Statistics Spotlight: Steve Howard Ph.D. ‘20

Statistics Spotlight: Steve Howard Ph.D. ‘20

Steve Howard’s early interest lay in programming and was nowhere near statistics. As a high school student, he attended coding camps and competitions. Howard’s internships and other opportunities focused on programming and computer science throughout his education. Notably, Howard never found much interest in statistics growing up despite living under the same roof as a statistician. 

“My mom was actually a biostatistician working in healthcare, doing what I now appreciate as pretty interesting work on medical studies, but it's funny because I was never really interested in what she was doing growing up,” Howard said.

After graduating from Harvard, Howard returned to the Bay Area to work as a software engineer at Google.

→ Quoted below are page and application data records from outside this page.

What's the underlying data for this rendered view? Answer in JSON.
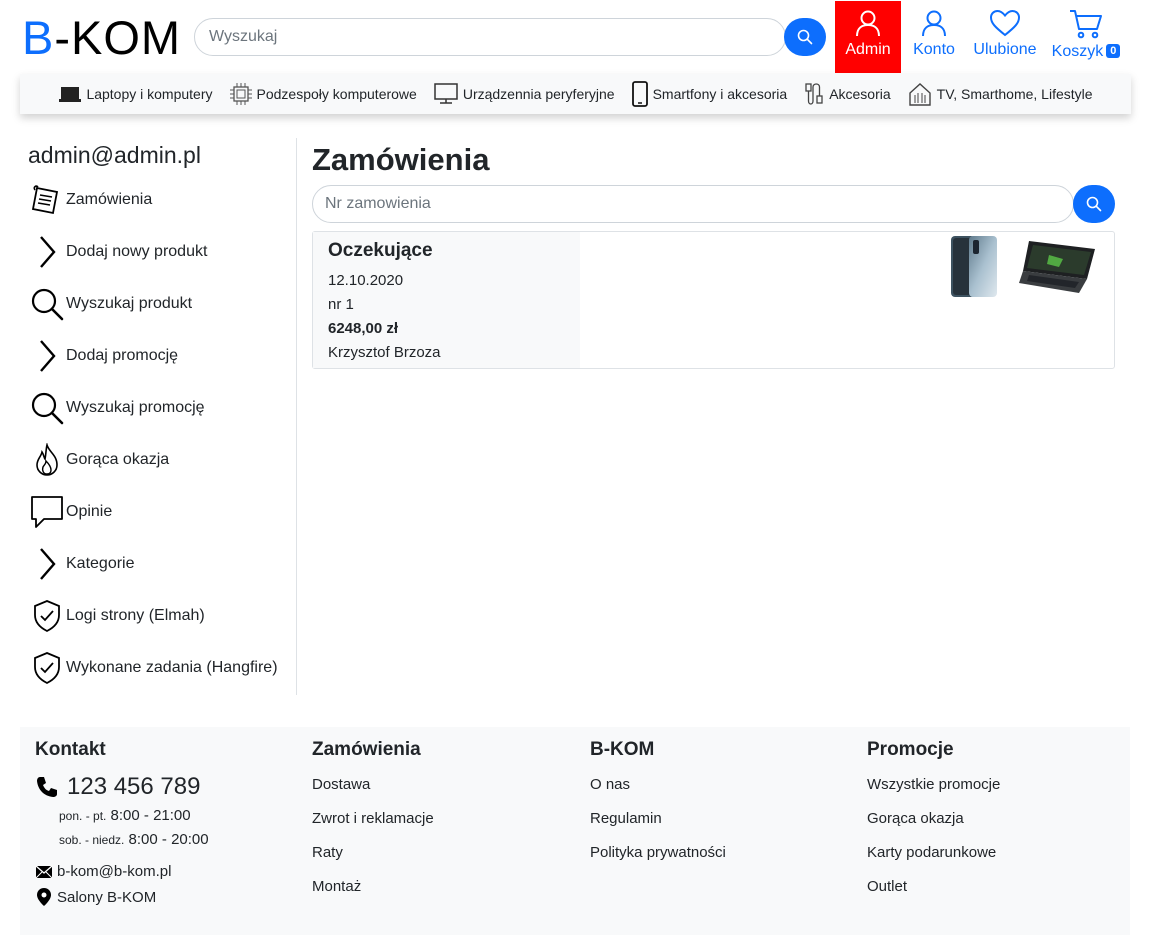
{
  "header": {
    "logo_b": "B",
    "logo_rest": "-KOM",
    "search_placeholder": "Wyszukaj",
    "admin_label": "Admin",
    "account_label": "Konto",
    "favorites_label": "Ulubione",
    "cart_label": "Koszyk",
    "cart_count": "0",
    "accent_color": "#0d6efd",
    "admin_color": "#ff0000"
  },
  "categories": [
    {
      "label": "Laptopy i komputery",
      "icon": "laptop-icon"
    },
    {
      "label": "Podzespoły komputerowe",
      "icon": "cpu-icon"
    },
    {
      "label": "Urządzennia peryferyjne",
      "icon": "monitor-icon"
    },
    {
      "label": "Smartfony i akcesoria",
      "icon": "smartphone-icon"
    },
    {
      "label": "Akcesoria",
      "icon": "cable-icon"
    },
    {
      "label": "TV, Smarthome, Lifestyle",
      "icon": "smarthome-icon"
    }
  ],
  "sidebar": {
    "title": "admin@admin.pl",
    "items": [
      {
        "label": "Zamówienia",
        "icon": "order-list-icon"
      },
      {
        "label": "Dodaj nowy produkt",
        "icon": "chevron-right-icon"
      },
      {
        "label": "Wyszukaj produkt",
        "icon": "search-icon"
      },
      {
        "label": "Dodaj promocję",
        "icon": "chevron-right-icon"
      },
      {
        "label": "Wyszukaj promocję",
        "icon": "search-icon"
      },
      {
        "label": "Gorąca okazja",
        "icon": "flame-icon"
      },
      {
        "label": "Opinie",
        "icon": "speech-bubble-icon"
      },
      {
        "label": "Kategorie",
        "icon": "chevron-right-icon"
      },
      {
        "label": "Logi strony (Elmah)",
        "icon": "shield-check-icon"
      },
      {
        "label": "Wykonane zadania (Hangfire)",
        "icon": "shield-check-icon"
      }
    ]
  },
  "main": {
    "title": "Zamówienia",
    "search_placeholder": "Nr zamowienia",
    "orders": [
      {
        "status": "Oczekujące",
        "date": "12.10.2020",
        "number": "nr 1",
        "total": "6248,00 zł",
        "customer": "Krzysztof Brzoza",
        "product_images": [
          "smartphone-image",
          "laptop-image"
        ]
      }
    ]
  },
  "footer": {
    "contact": {
      "heading": "Kontakt",
      "phone": "123 456 789",
      "hours_weekday_days": "pon. - pt.",
      "hours_weekday_time": "8:00 - 21:00",
      "hours_weekend_days": "sob. - niedz.",
      "hours_weekend_time": "8:00 - 20:00",
      "email": "b-kom@b-kom.pl",
      "stores": "Salony B-KOM"
    },
    "orders": {
      "heading": "Zamówienia",
      "links": [
        "Dostawa",
        "Zwrot i reklamacje",
        "Raty",
        "Montaż"
      ]
    },
    "company": {
      "heading": "B-KOM",
      "links": [
        "O nas",
        "Regulamin",
        "Polityka prywatności"
      ]
    },
    "promotions": {
      "heading": "Promocje",
      "links": [
        "Wszystkie promocje",
        "Gorąca okazja",
        "Karty podarunkowe",
        "Outlet"
      ]
    }
  }
}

Even during his three-year stint at Google, Howard’s work was unrelated to machine learning, data science, or statistics. In 2010, Howard joined a startup called Thumbtack, a local services website founded in San Francisco. Thumbtack would go on to enjoy a meteoric rise, most recently raising $275 million at a $3.2 billion valuation in 2021. Steve Howard head shot

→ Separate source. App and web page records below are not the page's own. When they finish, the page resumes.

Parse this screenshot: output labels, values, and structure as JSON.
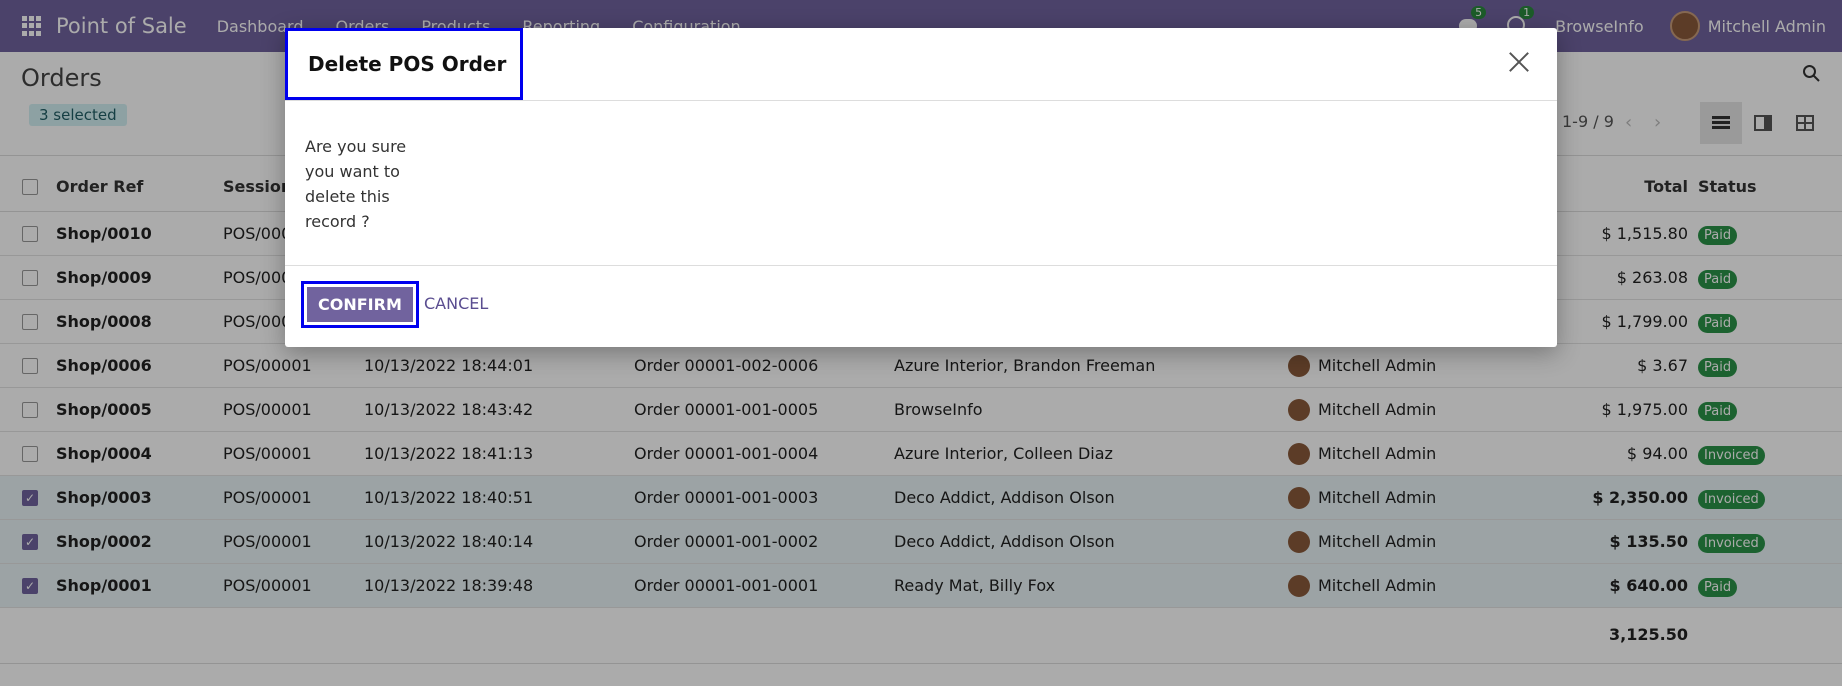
{
  "topbar": {
    "app_title": "Point of Sale",
    "menu": [
      "Dashboard",
      "Orders",
      "Products",
      "Reporting",
      "Configuration"
    ],
    "chat_count": "5",
    "activity_count": "1",
    "company": "BrowseInfo",
    "user": "Mitchell Admin"
  },
  "control": {
    "breadcrumb": "Orders",
    "selected": "3 selected",
    "pager": "1-9 / 9"
  },
  "table": {
    "headers": {
      "ref": "Order Ref",
      "session": "Session",
      "total": "Total",
      "status": "Status"
    },
    "rows": [
      {
        "ref": "Shop/0010",
        "session": "POS/000",
        "date": "",
        "receipt": "",
        "customer": "",
        "employee": "",
        "total": "$ 1,515.80",
        "status": "Paid",
        "selected": false
      },
      {
        "ref": "Shop/0009",
        "session": "POS/000",
        "date": "",
        "receipt": "",
        "customer": "",
        "employee": "",
        "total": "$ 263.08",
        "status": "Paid",
        "selected": false
      },
      {
        "ref": "Shop/0008",
        "session": "POS/000",
        "date": "",
        "receipt": "",
        "customer": "",
        "employee": "",
        "total": "$ 1,799.00",
        "status": "Paid",
        "selected": false
      },
      {
        "ref": "Shop/0006",
        "session": "POS/00001",
        "date": "10/13/2022 18:44:01",
        "receipt": "Order 00001-002-0006",
        "customer": "Azure Interior, Brandon Freeman",
        "employee": "Mitchell Admin",
        "total": "$ 3.67",
        "status": "Paid",
        "selected": false
      },
      {
        "ref": "Shop/0005",
        "session": "POS/00001",
        "date": "10/13/2022 18:43:42",
        "receipt": "Order 00001-001-0005",
        "customer": "BrowseInfo",
        "employee": "Mitchell Admin",
        "total": "$ 1,975.00",
        "status": "Paid",
        "selected": false
      },
      {
        "ref": "Shop/0004",
        "session": "POS/00001",
        "date": "10/13/2022 18:41:13",
        "receipt": "Order 00001-001-0004",
        "customer": "Azure Interior, Colleen Diaz",
        "employee": "Mitchell Admin",
        "total": "$ 94.00",
        "status": "Invoiced",
        "selected": false
      },
      {
        "ref": "Shop/0003",
        "session": "POS/00001",
        "date": "10/13/2022 18:40:51",
        "receipt": "Order 00001-001-0003",
        "customer": "Deco Addict, Addison Olson",
        "employee": "Mitchell Admin",
        "total": "$ 2,350.00",
        "status": "Invoiced",
        "selected": true
      },
      {
        "ref": "Shop/0002",
        "session": "POS/00001",
        "date": "10/13/2022 18:40:14",
        "receipt": "Order 00001-001-0002",
        "customer": "Deco Addict, Addison Olson",
        "employee": "Mitchell Admin",
        "total": "$ 135.50",
        "status": "Invoiced",
        "selected": true
      },
      {
        "ref": "Shop/0001",
        "session": "POS/00001",
        "date": "10/13/2022 18:39:48",
        "receipt": "Order 00001-001-0001",
        "customer": "Ready Mat, Billy Fox",
        "employee": "Mitchell Admin",
        "total": "$ 640.00",
        "status": "Paid",
        "selected": true
      }
    ],
    "footer_total": "3,125.50"
  },
  "dialog": {
    "title": "Delete POS Order",
    "message": "Are you sure you want to delete this record ?",
    "confirm": "CONFIRM",
    "cancel": "CANCEL"
  },
  "colors": {
    "brand": "#71639e",
    "paid": "#2b9348"
  }
}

“Basically like any startup or any tech company, we were running A/B tests, and no one at the company knew anything about statistics or experimentation. So I said, ‘I'll learn about it,’ and I ordered some textbook on statistics from Amazon and started reading. I started asking my mom questions and realized, ‘oh, this is kind of useful.’”

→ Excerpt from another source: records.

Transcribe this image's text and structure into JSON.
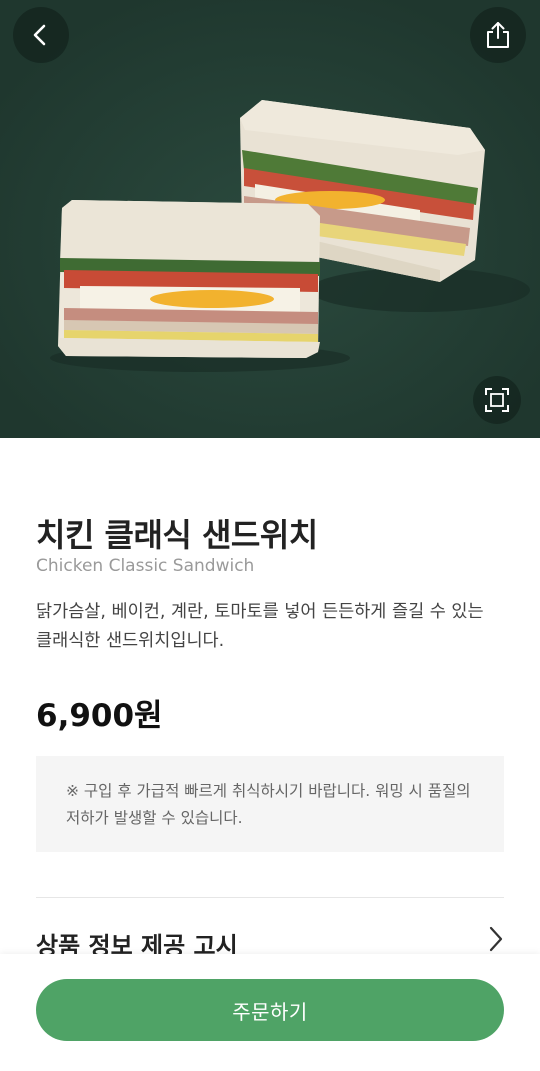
{
  "colors": {
    "hero_background": "#223d33",
    "accent_green": "#4fa366",
    "notice_background": "#f5f5f5"
  },
  "icons": {
    "back": "chevron-left-icon",
    "share": "share-icon",
    "zoom": "expand-icon",
    "info_chevron": "chevron-right-icon"
  },
  "product": {
    "name_kr": "치킨 클래식 샌드위치",
    "name_en": "Chicken Classic Sandwich",
    "description": "닭가슴살, 베이컨, 계란, 토마토를 넣어 든든하게 즐길 수 있는 클래식한 샌드위치입니다.",
    "price": "6,900원"
  },
  "notice": {
    "text": "※ 구입 후 가급적 빠르게 취식하시기 바랍니다. 워밍 시 품질의 저하가 발생할 수 있습니다."
  },
  "info": {
    "label": "상품 정보 제공 고시"
  },
  "actions": {
    "order_label": "주문하기"
  }
}
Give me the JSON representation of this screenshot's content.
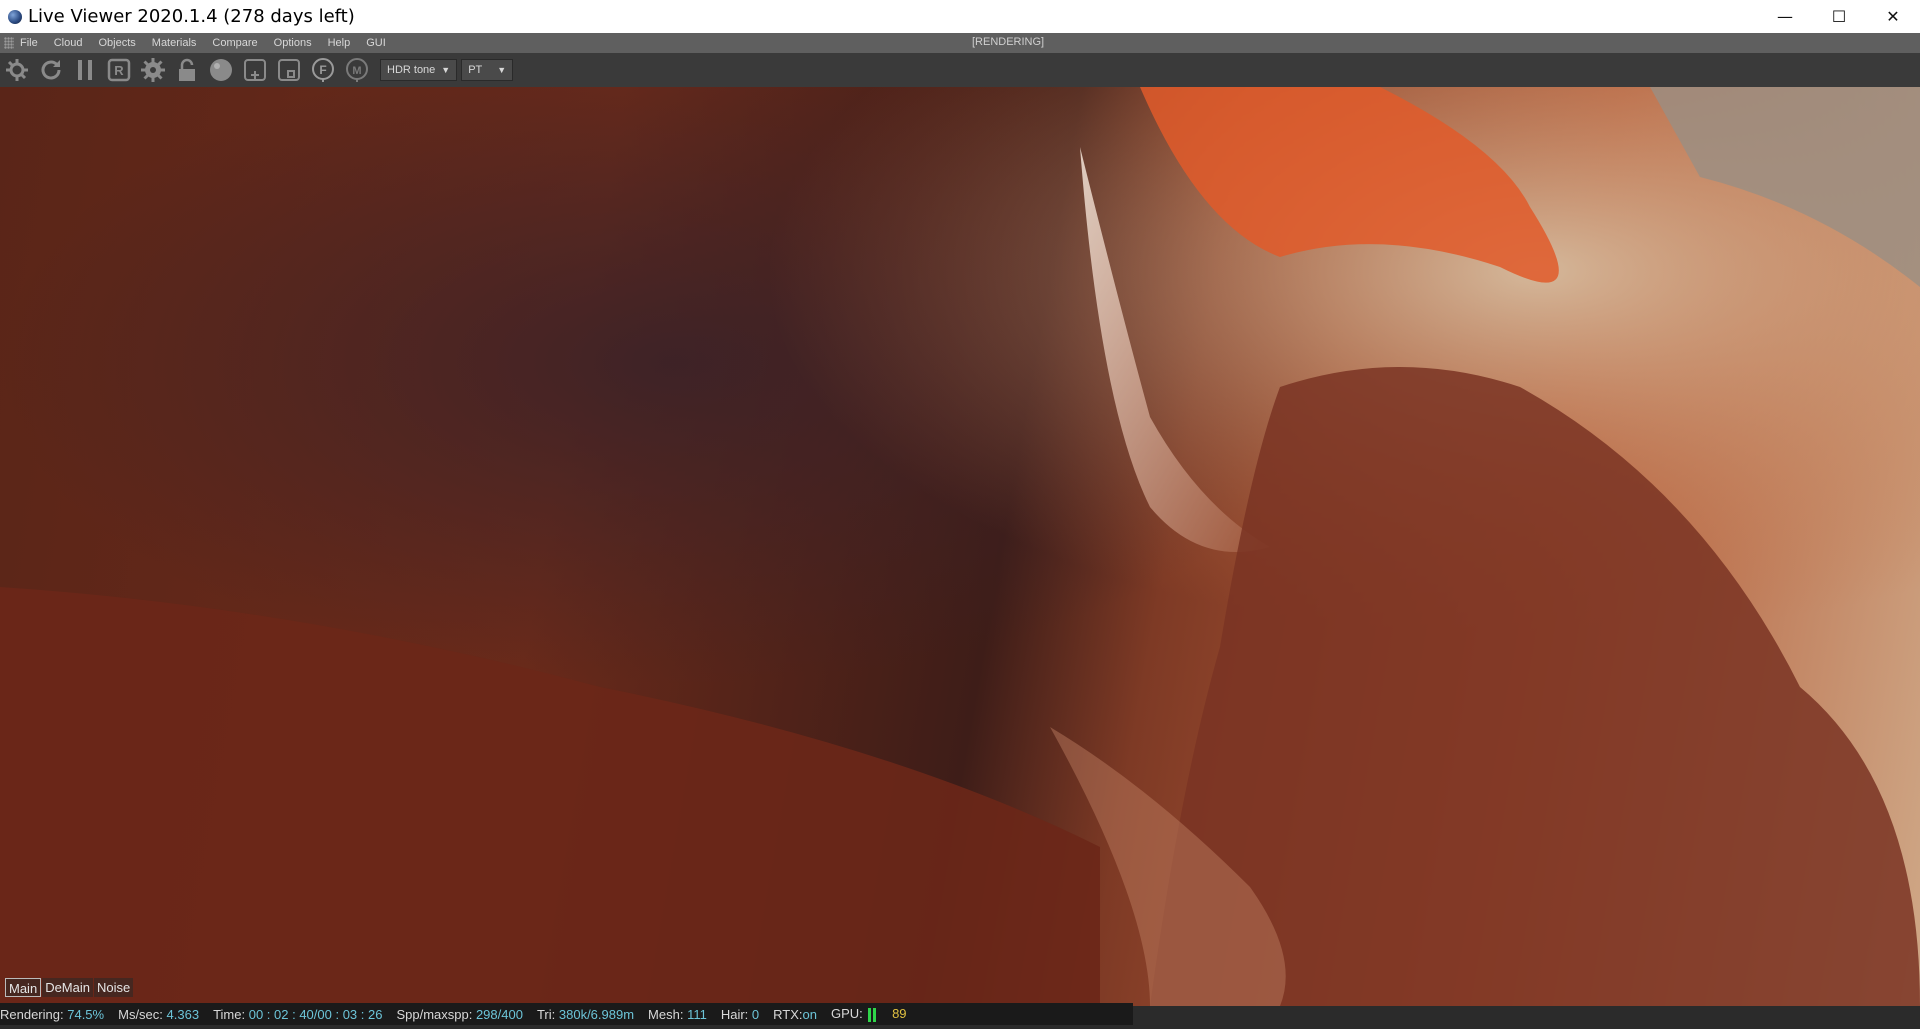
{
  "window": {
    "title": "Live Viewer 2020.1.4 (278 days left)",
    "controls": {
      "minimize": "—",
      "maximize": "☐",
      "close": "✕"
    }
  },
  "menu": {
    "items": [
      "File",
      "Cloud",
      "Objects",
      "Materials",
      "Compare",
      "Options",
      "Help",
      "GUI"
    ],
    "status": "[RENDERING]"
  },
  "toolbar": {
    "icons": [
      "settings-gear-icon",
      "refresh-icon",
      "pause-icon",
      "region-render-icon",
      "gear-icon",
      "lock-icon",
      "sphere-icon",
      "add-box-icon",
      "box-icon",
      "focus-pick-icon",
      "material-pick-icon"
    ],
    "tonemap_select": "HDR tone",
    "kernel_select": "PT"
  },
  "tabs": [
    "Main",
    "DeMain",
    "Noise"
  ],
  "status": {
    "rendering_label": "Rendering:",
    "rendering_value": "74.5%",
    "ms_label": "Ms/sec:",
    "ms_value": "4.363",
    "time_label": "Time:",
    "time_value": "00 : 02 : 40/00 : 03 : 26",
    "spp_label": "Spp/maxspp:",
    "spp_value": "298/400",
    "tri_label": "Tri:",
    "tri_value": "380k/6.989m",
    "mesh_label": "Mesh:",
    "mesh_value": "111",
    "hair_label": "Hair:",
    "hair_value": "0",
    "rtx_label": "RTX:",
    "rtx_value": "on",
    "gpu_label": "GPU:",
    "gpu_temp": "89"
  },
  "colors": {
    "accent_value": "#6cc4d8",
    "gpu_green": "#2fd64a",
    "gpu_temp": "#e0c040"
  }
}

Howard would go on to teach himself more about statistics and machine learning, and it was clear his interests were piqued.

“I found it fascinating that in this field, even the most basic questions, like how to form a confidence interval for a conversion rate, did not seem to have straightforward answers.”

Despite not having a background in statistics, Howard was accepted into the Ph.D. program and enrolled at Berkeley in 2015. In the year between acceptance and enrollment he studied statistics to prepare himself, but once Howard started, he quickly realized that his thirst for knowledge was strong.

“Working in industry, you don’t get to spend that time learning and investing in yourself. It almost feels like an indulgent luxury just to spend all day every day reading books and thinking about stuff I want to think about and teaching myself or learning.”

Howard quickly found a collaborative department with a collegial cohort of graduate students and a rigorous academic environment with faculty willing to share their expertise. Advised by Adjunct Professor Jon McAuliffe (Ph.D. 2005) and former faculty member Jasjeet Sekhon, his thesis was titled “Sequential and Adaptive Inference Based on Martingale Concentration.” When reflecting on his time at Berkeley, Howard lauded how his degree gave him a solid foundation from which to solve real-life problems.

“That is what is great about going through the challenges of earning a Ph.D. at a place like Berkeley Statistics. I was able to get comfortable thinking from first principles rather than just applying a prepackaged kind of method to solving problems.”

Following graduation, Howard joined McAuliffe at the Voleon Group, one of the leading quantitative investment management firms, where he is a member of the research staff. Howard lives with his wife and two daughters in Orinda and serves on the Statistics Alumni Advisory Board.


-Alex Coughlin